If you’re unsure that light therapy is helping, Dr. Rohan suggests seeing a doctor to talk about what dose of light is right for you based on how much your mood changes. You’ll also want to check in with a doctor first if you have any kind of eye condition or retinal sensitivity, says Dr. Weinstein.
Another option? Consistently spending 30 minutes outside in the sun each day—ideally in the morning—to help keep that circadian rhythm on schedule. You can get just as much light—or more!—from the sky on a clear day than you would via light therapy, says Dr. Rohan. If you spend that 30 minutes walking, you might also get in on some feel-good endorphins and distract yourself from your bad mood, she adds. If you can’t go outside in the morning, a 10-minute sesh in the afternoon works too, suggests Dr. Weinstein. Just, you know, take a look at the temp outside first and dress appropriately.
5. Ask for help.
Regardless of whether your symptoms meet the criteria for seasonal depression or are more in winter blahs territory, if you feel like you could use some help with life in the wintertime, ask for it. Don't feel like you need to hit some specific threshold of suffering in order to reach out. Getting help could mean calling up your support system, talking to your primary care provider about changes in your body you might be noticing, or booking an appointment with a licensed mental health pro to unpack your winter-hating mindset.
Treatment for SAD usually involves the aforementioned CBT, which Dr. Rohan calls a tried-and-true depression treatment. CBT for SAD typically focuses on pinpointing the negative thoughts that tend to be loudest this time of year and learning to challenge them, she says. So, if you’re thinking, Argh, I feel so much less productive in the winter! a therapist might ask you to find evidence for why that’s true, she adds. What does getting things done in the winter look like versus the summer? Are other factors impacting your productivity aside from what season it is? This way, you can try to shift your mindset to be more realistic so you’re not associating all of this negativity with winter months.
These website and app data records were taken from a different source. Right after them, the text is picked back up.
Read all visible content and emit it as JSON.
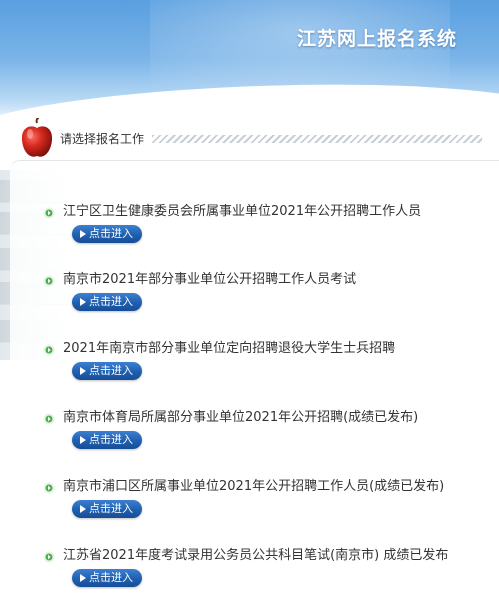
{
  "header": {
    "site_title": "江苏网上报名系统"
  },
  "section": {
    "label": "请选择报名工作"
  },
  "enter_label": "点击进入",
  "items": [
    {
      "title": "江宁区卫生健康委员会所属事业单位2021年公开招聘工作人员"
    },
    {
      "title": "南京市2021年部分事业单位公开招聘工作人员考试"
    },
    {
      "title": "2021年南京市部分事业单位定向招聘退役大学生士兵招聘"
    },
    {
      "title": "南京市体育局所属部分事业单位2021年公开招聘(成绩已发布)"
    },
    {
      "title": "南京市浦口区所属事业单位2021年公开招聘工作人员(成绩已发布)"
    },
    {
      "title": "江苏省2021年度考试录用公务员公共科目笔试(南京市) 成绩已发布"
    }
  ],
  "colors": {
    "header_blue": "#5a9fe0",
    "button_blue": "#1f5fb0",
    "icon_green": "#4caf50"
  },
  "icons": {
    "decor": "apple-icon",
    "bullet": "green-bullet-icon",
    "button": "play-icon"
  }
}
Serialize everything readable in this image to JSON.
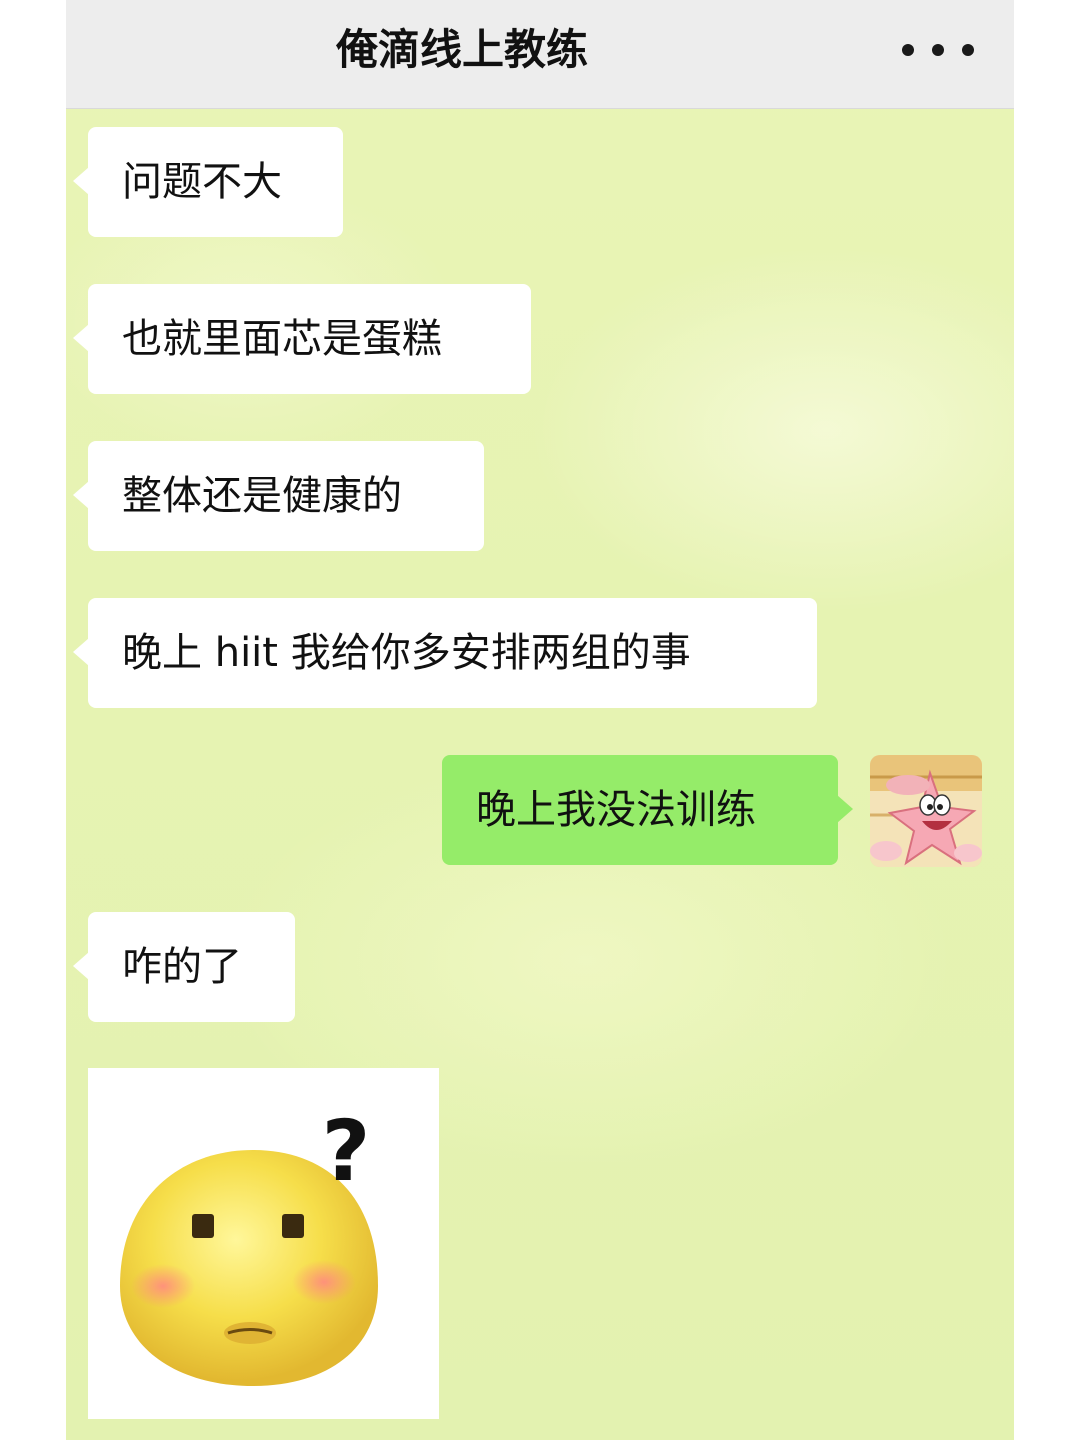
{
  "header": {
    "title": "俺滴线上教练",
    "more_icon": "more-horizontal-icon"
  },
  "messages": [
    {
      "direction": "incoming",
      "text": "问题不大"
    },
    {
      "direction": "incoming",
      "text": "也就里面芯是蛋糕"
    },
    {
      "direction": "incoming",
      "text": "整体还是健康的"
    },
    {
      "direction": "incoming",
      "text": "晚上 hiit  我给你多安排两组的事"
    },
    {
      "direction": "outgoing",
      "text": "晚上我没法训练",
      "avatar": "patrick-star-avatar"
    },
    {
      "direction": "incoming",
      "text": "咋的了"
    },
    {
      "direction": "incoming",
      "type": "sticker",
      "sticker": "confused-yellow-face-sticker",
      "sticker_text": "?"
    }
  ],
  "colors": {
    "chat_background": "#e6f3b2",
    "header_background": "#ededed",
    "incoming_bubble": "#ffffff",
    "outgoing_bubble": "#95ec69",
    "text": "#111111"
  }
}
Dr. Rohan found in her research that 12 sessions of CBT can help people with SAD—even after treatment ends. In fact, she’s found that people who went through CBT treatment have fewer relapses of SAD and less severe symptoms post treatment compared to those who received light therapy alone.
If you’re interested in CBT, look for a mental health pro who’s experienced in treating depression, suggests Dr. Rohan. You can start on the Anxiety and Depression Association of America website or on Psychology Today.
For some, treating seasonal depression might involve the same antidepressants (SSRIs) used to treat major depressive disorder, says Dr. Rohan. Also, the FDA has approved a different kind of antidepressant, bupropion, which, when taken daily from the fall until spring, can prevent seasonal depression, according to the NIMH. Depending on your symptoms, you may want to give therapy and meds a go or try one over the other. The key is talking to your providers and locking down what works for you.
Seasons happen within us and in nature. Seriously, we can always count on it! But you don’t have to let the winter run its course without doing anything about your seasonal depression, even if you suspect it will pass eventually. Listen, it’s fine if you’re not so merry every winter, but if your mood consistently tanks this time of year and it ends up really messing with your life, know that you don’t have to suffer in silence.
Wondermind does not provide medical advice, diagnosis, or treatment. Any information published on this website or by this brand is not intended as a replacement for medical advice. Always consult a qualified health or mental health professional with any questions or concerns about your mental health.